§ **Exercise details**:
Using the listing below, work out the number of lines in which "this" appears; return only that figure.

§ **Data section**:

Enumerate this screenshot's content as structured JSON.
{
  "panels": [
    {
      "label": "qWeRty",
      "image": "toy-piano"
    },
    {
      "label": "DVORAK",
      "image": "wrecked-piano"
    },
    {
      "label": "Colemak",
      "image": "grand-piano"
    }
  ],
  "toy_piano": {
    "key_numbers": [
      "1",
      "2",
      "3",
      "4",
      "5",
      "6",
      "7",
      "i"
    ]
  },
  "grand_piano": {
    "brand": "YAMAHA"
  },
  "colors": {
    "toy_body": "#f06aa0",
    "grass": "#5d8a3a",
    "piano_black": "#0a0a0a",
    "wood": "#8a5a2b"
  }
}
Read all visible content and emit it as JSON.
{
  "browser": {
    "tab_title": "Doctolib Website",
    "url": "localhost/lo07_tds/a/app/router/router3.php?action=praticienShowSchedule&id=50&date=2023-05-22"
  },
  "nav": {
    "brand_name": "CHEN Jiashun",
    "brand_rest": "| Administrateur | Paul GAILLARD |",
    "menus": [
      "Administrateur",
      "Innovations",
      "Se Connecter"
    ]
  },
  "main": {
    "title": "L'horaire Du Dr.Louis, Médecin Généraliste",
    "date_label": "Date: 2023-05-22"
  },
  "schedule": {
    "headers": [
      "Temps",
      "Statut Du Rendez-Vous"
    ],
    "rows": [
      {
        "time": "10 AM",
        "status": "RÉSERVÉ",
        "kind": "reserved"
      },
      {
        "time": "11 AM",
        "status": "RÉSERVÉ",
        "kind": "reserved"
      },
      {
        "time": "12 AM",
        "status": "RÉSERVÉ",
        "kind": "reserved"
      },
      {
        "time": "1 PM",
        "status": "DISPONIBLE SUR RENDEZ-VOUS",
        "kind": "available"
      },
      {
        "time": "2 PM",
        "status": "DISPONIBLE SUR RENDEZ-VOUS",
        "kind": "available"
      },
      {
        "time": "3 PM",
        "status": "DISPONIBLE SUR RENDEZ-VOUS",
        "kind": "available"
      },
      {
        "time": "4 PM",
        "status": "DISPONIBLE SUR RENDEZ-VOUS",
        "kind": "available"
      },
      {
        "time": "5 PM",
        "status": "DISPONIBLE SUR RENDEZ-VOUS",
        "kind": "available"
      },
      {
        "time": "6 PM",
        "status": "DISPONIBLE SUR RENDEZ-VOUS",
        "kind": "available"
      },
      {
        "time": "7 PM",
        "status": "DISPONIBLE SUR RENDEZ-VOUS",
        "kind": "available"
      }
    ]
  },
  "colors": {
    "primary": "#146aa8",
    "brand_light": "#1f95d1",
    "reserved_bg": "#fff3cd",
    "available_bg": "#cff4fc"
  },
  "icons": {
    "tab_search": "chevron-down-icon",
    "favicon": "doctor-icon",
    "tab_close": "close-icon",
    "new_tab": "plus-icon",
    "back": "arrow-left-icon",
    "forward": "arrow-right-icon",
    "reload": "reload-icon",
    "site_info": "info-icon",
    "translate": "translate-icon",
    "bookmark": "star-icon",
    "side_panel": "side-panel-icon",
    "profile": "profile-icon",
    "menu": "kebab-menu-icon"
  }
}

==

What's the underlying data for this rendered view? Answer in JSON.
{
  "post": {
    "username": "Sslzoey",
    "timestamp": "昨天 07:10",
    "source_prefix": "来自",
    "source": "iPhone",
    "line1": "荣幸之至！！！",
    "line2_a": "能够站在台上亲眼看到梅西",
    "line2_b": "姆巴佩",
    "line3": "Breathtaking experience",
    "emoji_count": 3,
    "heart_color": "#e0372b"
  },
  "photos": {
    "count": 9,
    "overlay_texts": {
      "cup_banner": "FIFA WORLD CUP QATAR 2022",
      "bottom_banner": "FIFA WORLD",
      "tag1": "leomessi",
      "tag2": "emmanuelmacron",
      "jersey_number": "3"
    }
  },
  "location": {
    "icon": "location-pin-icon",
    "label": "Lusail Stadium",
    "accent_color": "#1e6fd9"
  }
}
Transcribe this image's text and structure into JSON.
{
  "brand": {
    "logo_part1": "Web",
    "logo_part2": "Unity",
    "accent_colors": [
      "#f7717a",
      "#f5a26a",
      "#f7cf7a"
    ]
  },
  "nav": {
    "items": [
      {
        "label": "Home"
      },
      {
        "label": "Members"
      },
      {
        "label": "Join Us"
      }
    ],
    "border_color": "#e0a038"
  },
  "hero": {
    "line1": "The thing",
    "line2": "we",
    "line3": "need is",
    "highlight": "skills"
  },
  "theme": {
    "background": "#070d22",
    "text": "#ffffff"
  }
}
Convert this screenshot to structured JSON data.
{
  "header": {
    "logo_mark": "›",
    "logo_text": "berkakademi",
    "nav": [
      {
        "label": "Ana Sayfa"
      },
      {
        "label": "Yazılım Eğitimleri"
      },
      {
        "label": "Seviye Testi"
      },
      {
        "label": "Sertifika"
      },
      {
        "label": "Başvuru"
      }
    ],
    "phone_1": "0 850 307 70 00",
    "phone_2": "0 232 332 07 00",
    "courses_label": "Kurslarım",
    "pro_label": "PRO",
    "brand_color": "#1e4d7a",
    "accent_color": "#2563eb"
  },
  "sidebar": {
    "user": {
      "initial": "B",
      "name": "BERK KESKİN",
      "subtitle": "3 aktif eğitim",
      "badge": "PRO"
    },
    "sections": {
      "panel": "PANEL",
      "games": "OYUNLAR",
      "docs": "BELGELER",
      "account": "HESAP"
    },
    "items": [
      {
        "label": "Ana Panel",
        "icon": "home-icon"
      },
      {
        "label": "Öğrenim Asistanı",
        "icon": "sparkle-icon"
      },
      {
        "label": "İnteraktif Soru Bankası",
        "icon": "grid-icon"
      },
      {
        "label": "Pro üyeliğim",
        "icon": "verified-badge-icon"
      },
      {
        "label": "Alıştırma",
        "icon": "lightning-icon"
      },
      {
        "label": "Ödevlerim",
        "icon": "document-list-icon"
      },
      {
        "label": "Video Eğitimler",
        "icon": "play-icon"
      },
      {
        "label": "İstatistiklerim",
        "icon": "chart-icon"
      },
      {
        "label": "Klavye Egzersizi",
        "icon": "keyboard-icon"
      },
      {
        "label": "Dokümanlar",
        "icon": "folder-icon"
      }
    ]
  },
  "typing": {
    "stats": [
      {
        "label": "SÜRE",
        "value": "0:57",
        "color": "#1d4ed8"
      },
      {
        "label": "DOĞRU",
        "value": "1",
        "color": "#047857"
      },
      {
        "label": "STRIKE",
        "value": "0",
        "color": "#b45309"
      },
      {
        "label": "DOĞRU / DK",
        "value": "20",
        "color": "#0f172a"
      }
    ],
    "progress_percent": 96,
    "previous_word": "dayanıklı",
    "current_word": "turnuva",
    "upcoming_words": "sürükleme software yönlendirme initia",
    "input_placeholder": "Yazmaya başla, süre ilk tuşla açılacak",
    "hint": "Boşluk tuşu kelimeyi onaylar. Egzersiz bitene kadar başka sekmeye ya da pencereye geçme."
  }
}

§ **Exercise result**:
4